Career Guidance

As a graduate student, you are acquiring advanced transferable skills that academic and non-academic employers seek. The following resources are designed to help you convey, develop, and leverage your skill set for professional positions, particularly those in industry and non-academic settings.


Career panel

How do you take your advanced degree to industry? Each spring The Graduate School, Career Center, and several campus partners host an interactive panel discussion on this topic. Attendees have the opportunity to ask questions and network with panelists experienced in non-academic career options.

Salary Negotiation Workshops

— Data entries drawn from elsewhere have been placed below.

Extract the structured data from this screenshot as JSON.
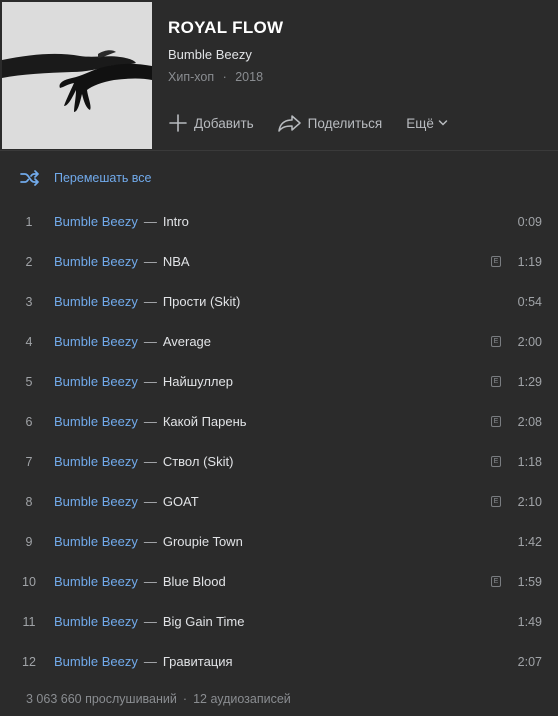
{
  "album": {
    "title": "ROYAL FLOW",
    "artist": "Bumble Beezy",
    "genre": "Хип-хоп",
    "year": "2018",
    "separator": "·"
  },
  "actions": {
    "add_label": "Добавить",
    "share_label": "Поделиться",
    "more_label": "Ещё"
  },
  "shuffle_label": "Перемешать все",
  "track_separator": "—",
  "explicit_mark": "E",
  "tracks": [
    {
      "num": "1",
      "artist": "Bumble Beezy",
      "title": "Intro",
      "duration": "0:09",
      "explicit": false
    },
    {
      "num": "2",
      "artist": "Bumble Beezy",
      "title": "NBA",
      "duration": "1:19",
      "explicit": true
    },
    {
      "num": "3",
      "artist": "Bumble Beezy",
      "title": "Прости (Skit)",
      "duration": "0:54",
      "explicit": false
    },
    {
      "num": "4",
      "artist": "Bumble Beezy",
      "title": "Average",
      "duration": "2:00",
      "explicit": true
    },
    {
      "num": "5",
      "artist": "Bumble Beezy",
      "title": "Найшуллер",
      "duration": "1:29",
      "explicit": true
    },
    {
      "num": "6",
      "artist": "Bumble Beezy",
      "title": "Какой Парень",
      "duration": "2:08",
      "explicit": true
    },
    {
      "num": "7",
      "artist": "Bumble Beezy",
      "title": "Ствол (Skit)",
      "duration": "1:18",
      "explicit": true
    },
    {
      "num": "8",
      "artist": "Bumble Beezy",
      "title": "GOAT",
      "duration": "2:10",
      "explicit": true
    },
    {
      "num": "9",
      "artist": "Bumble Beezy",
      "title": "Groupie Town",
      "duration": "1:42",
      "explicit": false
    },
    {
      "num": "10",
      "artist": "Bumble Beezy",
      "title": "Blue Blood",
      "duration": "1:59",
      "explicit": true
    },
    {
      "num": "11",
      "artist": "Bumble Beezy",
      "title": "Big Gain Time",
      "duration": "1:49",
      "explicit": false
    },
    {
      "num": "12",
      "artist": "Bumble Beezy",
      "title": "Гравитация",
      "duration": "2:07",
      "explicit": false
    }
  ],
  "footer": {
    "plays": "3 063 660 прослушиваний",
    "separator": "·",
    "count": "12 аудиозаписей"
  },
  "icons": {
    "add": "plus-icon",
    "share": "share-arrow-icon",
    "more": "chevron-down-icon",
    "shuffle": "shuffle-icon",
    "explicit": "explicit-icon"
  },
  "colors": {
    "background": "#2b2b2b",
    "accent": "#71aaeb",
    "text": "#e1e3e6",
    "muted": "#8a8d91"
  }
}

$tart $mart Workshops provide students who are approaching the job market knowledge and skills to negotiate salaries and benefits so that they receive fair and realistic compensation.

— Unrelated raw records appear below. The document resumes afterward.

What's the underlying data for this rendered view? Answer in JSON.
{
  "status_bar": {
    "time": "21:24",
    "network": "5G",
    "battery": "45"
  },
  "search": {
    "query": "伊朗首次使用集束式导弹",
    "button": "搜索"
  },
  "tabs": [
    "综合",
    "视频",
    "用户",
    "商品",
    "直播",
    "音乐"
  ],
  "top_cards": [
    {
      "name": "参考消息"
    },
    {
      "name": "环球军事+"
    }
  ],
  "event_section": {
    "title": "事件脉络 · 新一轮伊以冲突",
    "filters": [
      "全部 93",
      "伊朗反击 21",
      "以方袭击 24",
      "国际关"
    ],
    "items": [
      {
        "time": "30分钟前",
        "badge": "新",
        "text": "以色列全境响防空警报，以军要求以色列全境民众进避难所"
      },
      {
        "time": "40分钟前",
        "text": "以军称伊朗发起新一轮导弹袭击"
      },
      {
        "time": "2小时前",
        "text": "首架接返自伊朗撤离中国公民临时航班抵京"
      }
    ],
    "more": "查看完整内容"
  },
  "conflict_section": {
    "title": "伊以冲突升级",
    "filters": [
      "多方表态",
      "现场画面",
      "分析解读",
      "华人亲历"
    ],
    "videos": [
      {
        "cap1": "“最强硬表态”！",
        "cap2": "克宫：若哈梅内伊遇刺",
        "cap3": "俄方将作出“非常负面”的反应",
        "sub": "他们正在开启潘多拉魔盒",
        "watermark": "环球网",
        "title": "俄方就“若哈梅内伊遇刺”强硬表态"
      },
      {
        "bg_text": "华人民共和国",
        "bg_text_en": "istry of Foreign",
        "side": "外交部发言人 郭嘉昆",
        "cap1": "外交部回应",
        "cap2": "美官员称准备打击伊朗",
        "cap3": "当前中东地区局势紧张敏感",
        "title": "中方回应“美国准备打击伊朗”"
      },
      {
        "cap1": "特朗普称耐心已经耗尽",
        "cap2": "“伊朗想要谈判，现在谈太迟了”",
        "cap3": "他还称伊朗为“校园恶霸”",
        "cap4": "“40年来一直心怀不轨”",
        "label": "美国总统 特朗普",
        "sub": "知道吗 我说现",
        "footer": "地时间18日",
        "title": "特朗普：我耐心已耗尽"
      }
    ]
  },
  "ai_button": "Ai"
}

Spur Connections Mentor Program

Spur Connections is a tool to help practitioners (both USC alumni and non-alumni) assist USC students and alumni in learning more about various positions and industries. USC students and alumni will be able to search the Spur Connections database and contact mentors for such activities as email networking, information interviewing, and job shadowing.

Career Center

The Career Center offers services to graduate students for up to a year after graduation. Resources include:

  • Drop- in hours (1-4 p.m., M-F, Thomas Cooper Library)
  • One-on-one career appointments
  • Job fairs
  • Web resources for finding work outside of academia
  • Discovery Tools to help clarify your skills

Print Materials

Web Resources

This section contains links to websites not under the control of the University or The Graduate School. We are not responsible for their contents.

  • Sell Out: What’s it like working outside academe? How should you prepare? This site explores these questions and more.
  • My Next Move: Explore career options through this free resource from the US Department of Labor.
  • O*NET: The O*NET program is the nation's primary source of occupational information. They collect occupation data and provide free applications for career exploration.
  • Beyond Academe: Beyond Academe was created in 2003 to educate historians about their options outside of academe.